What this task involves: All entries below must be written out verbatim, and the images must be dropped.
Records for processing START
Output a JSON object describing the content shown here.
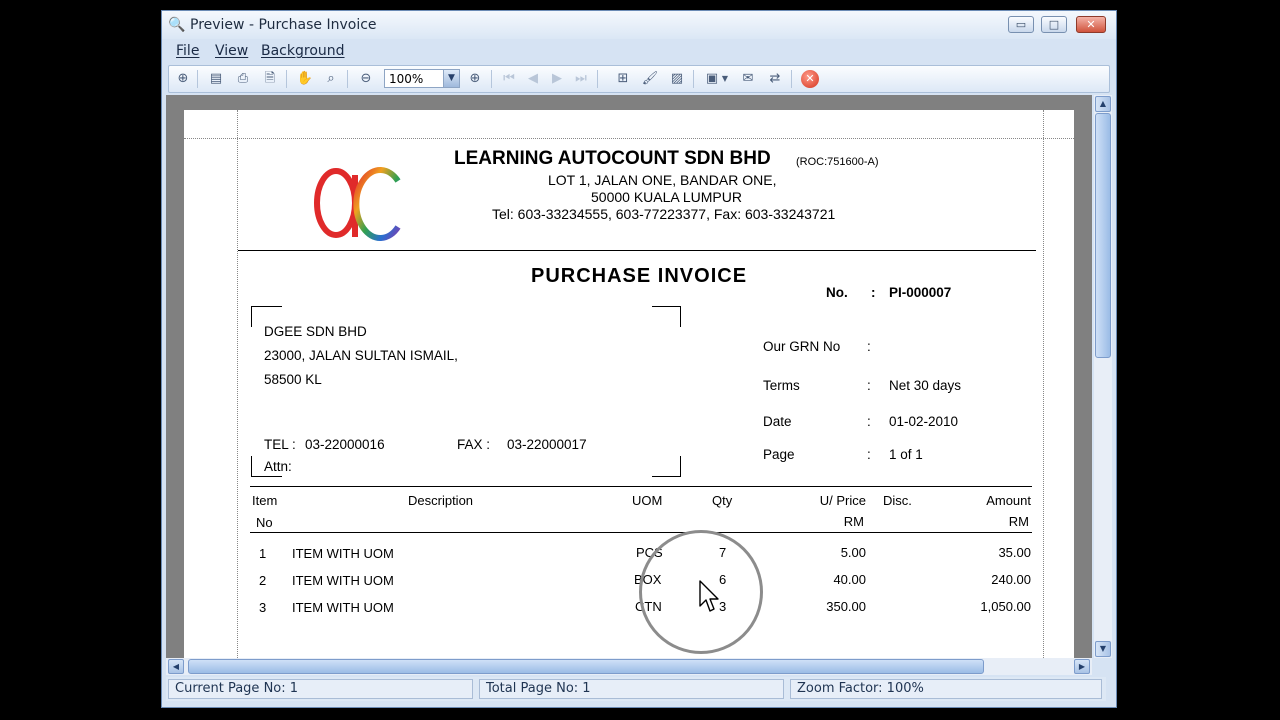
{
  "window": {
    "title": "Preview - Purchase Invoice",
    "minimize_glyph": "▭",
    "maximize_glyph": "□",
    "close_glyph": "✕"
  },
  "menu": [
    "File",
    "View",
    "Background"
  ],
  "toolbar": {
    "zoom_value": "100%",
    "icons": [
      "binoculars-icon",
      "page-setup-icon",
      "print-icon",
      "export-icon",
      "hand-tool-icon",
      "magnifier-icon",
      "zoom-out-icon",
      "zoom-in-icon",
      "first-page-icon",
      "previous-page-icon",
      "next-page-icon",
      "last-page-icon",
      "multiple-pages-icon",
      "page-color-icon",
      "watermark-icon",
      "export-document-icon",
      "email-icon",
      "send-icon",
      "close-preview-icon"
    ]
  },
  "invoice": {
    "company_name": "LEARNING AUTOCOUNT SDN BHD",
    "company_roc": "(ROC:751600-A)",
    "address1": "LOT 1, JALAN ONE,  BANDAR ONE,",
    "address2": "50000 KUALA LUMPUR",
    "contact": "Tel:  603-33234555,  603-77223377,  Fax: 603-33243721",
    "title": "PURCHASE  INVOICE",
    "no_label": "No.",
    "no_value": "PI-000007",
    "supplier": {
      "name": "DGEE SDN BHD",
      "address1": "23000, JALAN SULTAN ISMAIL,",
      "address2": "58500 KL",
      "tel_label": "TEL :",
      "tel_value": "03-22000016",
      "fax_label": "FAX :",
      "fax_value": "03-22000017",
      "attn_label": "Attn:"
    },
    "info": [
      {
        "label": "Our GRN No",
        "sep": ":",
        "value": ""
      },
      {
        "label": "Terms",
        "sep": ":",
        "value": "Net 30 days"
      },
      {
        "label": "Date",
        "sep": ":",
        "value": "01-02-2010"
      },
      {
        "label": "Page",
        "sep": ":",
        "value": "1 of 1"
      }
    ],
    "columns": {
      "item": "Item",
      "item_no": "No",
      "description": "Description",
      "uom": "UOM",
      "qty": "Qty",
      "uprice": "U/ Price",
      "uprice_unit": "RM",
      "disc": "Disc.",
      "amount": "Amount",
      "amount_unit": "RM"
    },
    "rows": [
      {
        "no": "1",
        "desc": "ITEM WITH UOM",
        "uom": "PCS",
        "qty": "7",
        "price": "5.00",
        "amount": "35.00"
      },
      {
        "no": "2",
        "desc": "ITEM WITH UOM",
        "uom": "BOX",
        "qty": "6",
        "price": "40.00",
        "amount": "240.00"
      },
      {
        "no": "3",
        "desc": "ITEM WITH UOM",
        "uom": "CTN",
        "qty": "3",
        "price": "350.00",
        "amount": "1,050.00"
      }
    ]
  },
  "status": {
    "current_page": "Current Page No: 1",
    "total_page": "Total Page No: 1",
    "zoom_factor": "Zoom Factor: 100%"
  }
}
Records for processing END
Solution to this task:
Output a JSON object describing the content shown here.
{
  "window": {
    "title": "Preview - Purchase Invoice",
    "minimize_glyph": "▭",
    "maximize_glyph": "□",
    "close_glyph": "✕"
  },
  "menu": [
    "File",
    "View",
    "Background"
  ],
  "toolbar": {
    "zoom_value": "100%",
    "icons": [
      "binoculars-icon",
      "page-setup-icon",
      "print-icon",
      "export-icon",
      "hand-tool-icon",
      "magnifier-icon",
      "zoom-out-icon",
      "zoom-in-icon",
      "first-page-icon",
      "previous-page-icon",
      "next-page-icon",
      "last-page-icon",
      "multiple-pages-icon",
      "page-color-icon",
      "watermark-icon",
      "export-document-icon",
      "email-icon",
      "send-icon",
      "close-preview-icon"
    ]
  },
  "invoice": {
    "company_name": "LEARNING AUTOCOUNT SDN BHD",
    "company_roc": "(ROC:751600-A)",
    "address1": "LOT 1, JALAN ONE,  BANDAR ONE,",
    "address2": "50000 KUALA LUMPUR",
    "contact": "Tel:  603-33234555,  603-77223377,  Fax: 603-33243721",
    "title": "PURCHASE  INVOICE",
    "no_label": "No.",
    "no_value": "PI-000007",
    "supplier": {
      "name": "DGEE SDN BHD",
      "address1": "23000, JALAN SULTAN ISMAIL,",
      "address2": "58500 KL",
      "tel_label": "TEL :",
      "tel_value": "03-22000016",
      "fax_label": "FAX :",
      "fax_value": "03-22000017",
      "attn_label": "Attn:"
    },
    "info": [
      {
        "label": "Our GRN No",
        "sep": ":",
        "value": ""
      },
      {
        "label": "Terms",
        "sep": ":",
        "value": "Net 30 days"
      },
      {
        "label": "Date",
        "sep": ":",
        "value": "01-02-2010"
      },
      {
        "label": "Page",
        "sep": ":",
        "value": "1 of 1"
      }
    ],
    "columns": {
      "item": "Item",
      "item_no": "No",
      "description": "Description",
      "uom": "UOM",
      "qty": "Qty",
      "uprice": "U/ Price",
      "uprice_unit": "RM",
      "disc": "Disc.",
      "amount": "Amount",
      "amount_unit": "RM"
    },
    "rows": [
      {
        "no": "1",
        "desc": "ITEM WITH UOM",
        "uom": "PCS",
        "qty": "7",
        "price": "5.00",
        "amount": "35.00"
      },
      {
        "no": "2",
        "desc": "ITEM WITH UOM",
        "uom": "BOX",
        "qty": "6",
        "price": "40.00",
        "amount": "240.00"
      },
      {
        "no": "3",
        "desc": "ITEM WITH UOM",
        "uom": "CTN",
        "qty": "3",
        "price": "350.00",
        "amount": "1,050.00"
      }
    ]
  },
  "status": {
    "current_page": "Current Page No: 1",
    "total_page": "Total Page No: 1",
    "zoom_factor": "Zoom Factor: 100%"
  }
}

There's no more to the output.